*Exercise details*
Return each line of the entries that mentions the word "icon".

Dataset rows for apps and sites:
****************
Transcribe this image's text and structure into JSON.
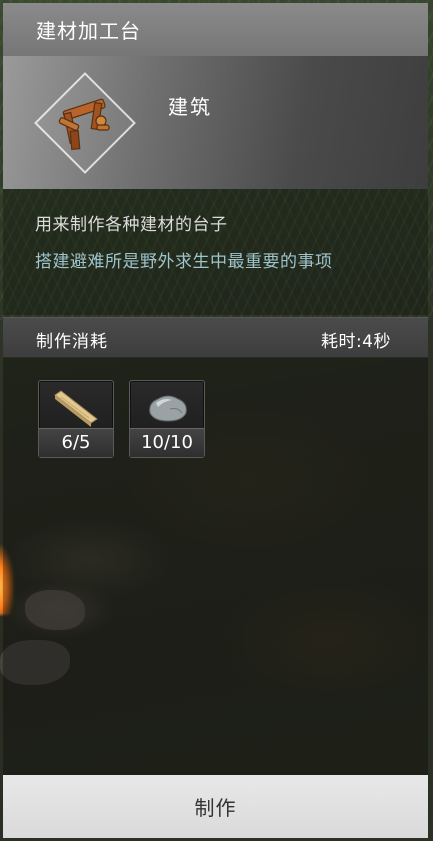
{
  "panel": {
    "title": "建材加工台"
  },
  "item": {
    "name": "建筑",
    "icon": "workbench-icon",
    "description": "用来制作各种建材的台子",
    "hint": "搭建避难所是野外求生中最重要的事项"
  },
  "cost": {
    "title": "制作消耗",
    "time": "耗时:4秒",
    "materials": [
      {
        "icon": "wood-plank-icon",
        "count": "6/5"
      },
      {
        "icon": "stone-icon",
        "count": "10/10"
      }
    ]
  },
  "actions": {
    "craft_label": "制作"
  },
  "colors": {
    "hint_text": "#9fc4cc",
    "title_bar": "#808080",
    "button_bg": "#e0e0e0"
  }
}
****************
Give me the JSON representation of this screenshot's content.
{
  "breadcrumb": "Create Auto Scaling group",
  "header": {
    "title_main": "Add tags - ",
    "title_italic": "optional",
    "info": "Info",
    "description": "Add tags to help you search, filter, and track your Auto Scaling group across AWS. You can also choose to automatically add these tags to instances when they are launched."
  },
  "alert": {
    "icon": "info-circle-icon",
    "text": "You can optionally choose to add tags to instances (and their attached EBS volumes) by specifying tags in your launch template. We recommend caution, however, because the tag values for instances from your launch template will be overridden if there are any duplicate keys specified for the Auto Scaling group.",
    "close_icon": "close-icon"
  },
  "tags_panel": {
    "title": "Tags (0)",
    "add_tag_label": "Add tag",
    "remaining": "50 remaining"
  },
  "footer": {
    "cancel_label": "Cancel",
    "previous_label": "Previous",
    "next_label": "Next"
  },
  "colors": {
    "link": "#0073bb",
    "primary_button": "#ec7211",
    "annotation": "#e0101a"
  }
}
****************
*Result*
    "icon": "workbench-icon",
        "icon": "wood-plank-icon",
        "icon": "stone-icon",
    "icon": "info-circle-icon",
    "close_icon": "close-icon"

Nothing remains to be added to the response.